* [What this task involves]: Output the listing below verbatim, from its first line to its last.
[Material for the task]
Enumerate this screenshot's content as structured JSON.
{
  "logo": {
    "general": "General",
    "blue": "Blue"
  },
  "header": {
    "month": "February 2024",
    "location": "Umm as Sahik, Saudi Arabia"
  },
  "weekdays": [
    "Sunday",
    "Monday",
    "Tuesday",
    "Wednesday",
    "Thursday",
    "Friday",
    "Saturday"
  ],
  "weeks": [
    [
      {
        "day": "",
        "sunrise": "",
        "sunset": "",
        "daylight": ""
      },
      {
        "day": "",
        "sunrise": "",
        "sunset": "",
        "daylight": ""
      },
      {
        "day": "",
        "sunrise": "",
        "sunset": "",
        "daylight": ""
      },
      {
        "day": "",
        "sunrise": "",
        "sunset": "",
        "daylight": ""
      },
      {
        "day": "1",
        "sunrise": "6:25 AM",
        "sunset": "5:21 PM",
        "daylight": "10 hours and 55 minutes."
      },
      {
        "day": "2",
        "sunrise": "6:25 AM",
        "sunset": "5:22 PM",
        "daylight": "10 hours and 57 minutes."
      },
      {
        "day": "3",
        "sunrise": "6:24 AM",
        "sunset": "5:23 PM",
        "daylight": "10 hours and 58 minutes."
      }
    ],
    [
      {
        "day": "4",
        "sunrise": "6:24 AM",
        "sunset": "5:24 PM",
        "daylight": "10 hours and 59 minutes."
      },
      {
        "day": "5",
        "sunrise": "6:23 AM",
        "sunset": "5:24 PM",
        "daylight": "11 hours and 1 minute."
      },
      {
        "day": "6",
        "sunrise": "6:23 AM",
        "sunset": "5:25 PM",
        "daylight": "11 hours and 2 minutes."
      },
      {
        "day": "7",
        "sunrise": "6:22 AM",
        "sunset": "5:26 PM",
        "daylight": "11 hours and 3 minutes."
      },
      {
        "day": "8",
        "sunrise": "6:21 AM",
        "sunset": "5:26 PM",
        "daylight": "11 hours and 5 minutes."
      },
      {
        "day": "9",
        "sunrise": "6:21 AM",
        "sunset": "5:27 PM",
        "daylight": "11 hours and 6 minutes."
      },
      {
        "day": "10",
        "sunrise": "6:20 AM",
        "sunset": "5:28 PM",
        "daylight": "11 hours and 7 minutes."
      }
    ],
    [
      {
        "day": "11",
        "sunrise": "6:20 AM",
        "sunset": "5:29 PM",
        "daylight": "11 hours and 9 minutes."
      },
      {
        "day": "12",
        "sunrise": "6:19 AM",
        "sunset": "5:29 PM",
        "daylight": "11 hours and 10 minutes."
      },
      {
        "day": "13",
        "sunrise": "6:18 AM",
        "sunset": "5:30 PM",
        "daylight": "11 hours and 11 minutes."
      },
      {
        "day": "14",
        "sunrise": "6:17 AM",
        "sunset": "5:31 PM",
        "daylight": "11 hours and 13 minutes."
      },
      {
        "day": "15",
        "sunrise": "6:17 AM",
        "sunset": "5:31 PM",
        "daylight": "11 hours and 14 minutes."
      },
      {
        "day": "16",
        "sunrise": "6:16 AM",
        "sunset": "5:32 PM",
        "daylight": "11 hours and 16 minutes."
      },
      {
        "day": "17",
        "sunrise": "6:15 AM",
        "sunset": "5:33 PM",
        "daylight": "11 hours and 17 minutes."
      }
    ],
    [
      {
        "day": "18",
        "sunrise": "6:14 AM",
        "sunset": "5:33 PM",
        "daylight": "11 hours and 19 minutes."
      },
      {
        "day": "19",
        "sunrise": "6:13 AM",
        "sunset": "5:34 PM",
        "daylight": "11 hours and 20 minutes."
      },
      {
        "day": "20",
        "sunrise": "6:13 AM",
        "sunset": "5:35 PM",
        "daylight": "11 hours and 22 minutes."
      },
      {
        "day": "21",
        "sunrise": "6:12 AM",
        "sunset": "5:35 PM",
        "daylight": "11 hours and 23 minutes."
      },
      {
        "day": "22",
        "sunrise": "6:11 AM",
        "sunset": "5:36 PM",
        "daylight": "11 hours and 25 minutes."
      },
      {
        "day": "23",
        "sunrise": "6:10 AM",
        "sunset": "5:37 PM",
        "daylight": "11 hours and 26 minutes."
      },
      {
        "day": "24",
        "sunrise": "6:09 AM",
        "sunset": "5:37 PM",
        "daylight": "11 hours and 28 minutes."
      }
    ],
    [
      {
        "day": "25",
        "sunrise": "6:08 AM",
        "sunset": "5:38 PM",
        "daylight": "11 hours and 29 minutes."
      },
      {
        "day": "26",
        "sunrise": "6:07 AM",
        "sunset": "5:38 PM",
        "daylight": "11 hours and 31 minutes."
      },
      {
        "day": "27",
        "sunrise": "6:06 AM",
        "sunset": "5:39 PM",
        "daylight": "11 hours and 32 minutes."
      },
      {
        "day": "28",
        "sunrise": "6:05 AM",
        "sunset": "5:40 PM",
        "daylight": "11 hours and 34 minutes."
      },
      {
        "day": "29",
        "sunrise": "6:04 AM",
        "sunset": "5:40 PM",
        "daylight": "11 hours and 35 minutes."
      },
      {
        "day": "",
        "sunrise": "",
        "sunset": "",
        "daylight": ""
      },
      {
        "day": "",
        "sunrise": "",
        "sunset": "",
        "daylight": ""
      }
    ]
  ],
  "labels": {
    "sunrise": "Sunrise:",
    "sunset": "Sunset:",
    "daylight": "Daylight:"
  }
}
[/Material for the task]
* [Task solution]:
Enumerate this screenshot's content as structured JSON.
{
  "logo": {
    "general": "General",
    "blue": "Blue"
  },
  "header": {
    "month": "February 2024",
    "location": "Umm as Sahik, Saudi Arabia"
  },
  "weekdays": [
    "Sunday",
    "Monday",
    "Tuesday",
    "Wednesday",
    "Thursday",
    "Friday",
    "Saturday"
  ],
  "weeks": [
    [
      {
        "day": "",
        "sunrise": "",
        "sunset": "",
        "daylight": ""
      },
      {
        "day": "",
        "sunrise": "",
        "sunset": "",
        "daylight": ""
      },
      {
        "day": "",
        "sunrise": "",
        "sunset": "",
        "daylight": ""
      },
      {
        "day": "",
        "sunrise": "",
        "sunset": "",
        "daylight": ""
      },
      {
        "day": "1",
        "sunrise": "6:25 AM",
        "sunset": "5:21 PM",
        "daylight": "10 hours and 55 minutes."
      },
      {
        "day": "2",
        "sunrise": "6:25 AM",
        "sunset": "5:22 PM",
        "daylight": "10 hours and 57 minutes."
      },
      {
        "day": "3",
        "sunrise": "6:24 AM",
        "sunset": "5:23 PM",
        "daylight": "10 hours and 58 minutes."
      }
    ],
    [
      {
        "day": "4",
        "sunrise": "6:24 AM",
        "sunset": "5:24 PM",
        "daylight": "10 hours and 59 minutes."
      },
      {
        "day": "5",
        "sunrise": "6:23 AM",
        "sunset": "5:24 PM",
        "daylight": "11 hours and 1 minute."
      },
      {
        "day": "6",
        "sunrise": "6:23 AM",
        "sunset": "5:25 PM",
        "daylight": "11 hours and 2 minutes."
      },
      {
        "day": "7",
        "sunrise": "6:22 AM",
        "sunset": "5:26 PM",
        "daylight": "11 hours and 3 minutes."
      },
      {
        "day": "8",
        "sunrise": "6:21 AM",
        "sunset": "5:26 PM",
        "daylight": "11 hours and 5 minutes."
      },
      {
        "day": "9",
        "sunrise": "6:21 AM",
        "sunset": "5:27 PM",
        "daylight": "11 hours and 6 minutes."
      },
      {
        "day": "10",
        "sunrise": "6:20 AM",
        "sunset": "5:28 PM",
        "daylight": "11 hours and 7 minutes."
      }
    ],
    [
      {
        "day": "11",
        "sunrise": "6:20 AM",
        "sunset": "5:29 PM",
        "daylight": "11 hours and 9 minutes."
      },
      {
        "day": "12",
        "sunrise": "6:19 AM",
        "sunset": "5:29 PM",
        "daylight": "11 hours and 10 minutes."
      },
      {
        "day": "13",
        "sunrise": "6:18 AM",
        "sunset": "5:30 PM",
        "daylight": "11 hours and 11 minutes."
      },
      {
        "day": "14",
        "sunrise": "6:17 AM",
        "sunset": "5:31 PM",
        "daylight": "11 hours and 13 minutes."
      },
      {
        "day": "15",
        "sunrise": "6:17 AM",
        "sunset": "5:31 PM",
        "daylight": "11 hours and 14 minutes."
      },
      {
        "day": "16",
        "sunrise": "6:16 AM",
        "sunset": "5:32 PM",
        "daylight": "11 hours and 16 minutes."
      },
      {
        "day": "17",
        "sunrise": "6:15 AM",
        "sunset": "5:33 PM",
        "daylight": "11 hours and 17 minutes."
      }
    ],
    [
      {
        "day": "18",
        "sunrise": "6:14 AM",
        "sunset": "5:33 PM",
        "daylight": "11 hours and 19 minutes."
      },
      {
        "day": "19",
        "sunrise": "6:13 AM",
        "sunset": "5:34 PM",
        "daylight": "11 hours and 20 minutes."
      },
      {
        "day": "20",
        "sunrise": "6:13 AM",
        "sunset": "5:35 PM",
        "daylight": "11 hours and 22 minutes."
      },
      {
        "day": "21",
        "sunrise": "6:12 AM",
        "sunset": "5:35 PM",
        "daylight": "11 hours and 23 minutes."
      },
      {
        "day": "22",
        "sunrise": "6:11 AM",
        "sunset": "5:36 PM",
        "daylight": "11 hours and 25 minutes."
      },
      {
        "day": "23",
        "sunrise": "6:10 AM",
        "sunset": "5:37 PM",
        "daylight": "11 hours and 26 minutes."
      },
      {
        "day": "24",
        "sunrise": "6:09 AM",
        "sunset": "5:37 PM",
        "daylight": "11 hours and 28 minutes."
      }
    ],
    [
      {
        "day": "25",
        "sunrise": "6:08 AM",
        "sunset": "5:38 PM",
        "daylight": "11 hours and 29 minutes."
      },
      {
        "day": "26",
        "sunrise": "6:07 AM",
        "sunset": "5:38 PM",
        "daylight": "11 hours and 31 minutes."
      },
      {
        "day": "27",
        "sunrise": "6:06 AM",
        "sunset": "5:39 PM",
        "daylight": "11 hours and 32 minutes."
      },
      {
        "day": "28",
        "sunrise": "6:05 AM",
        "sunset": "5:40 PM",
        "daylight": "11 hours and 34 minutes."
      },
      {
        "day": "29",
        "sunrise": "6:04 AM",
        "sunset": "5:40 PM",
        "daylight": "11 hours and 35 minutes."
      },
      {
        "day": "",
        "sunrise": "",
        "sunset": "",
        "daylight": ""
      },
      {
        "day": "",
        "sunrise": "",
        "sunset": "",
        "daylight": ""
      }
    ]
  ],
  "labels": {
    "sunrise": "Sunrise:",
    "sunset": "Sunset:",
    "daylight": "Daylight:"
  }
}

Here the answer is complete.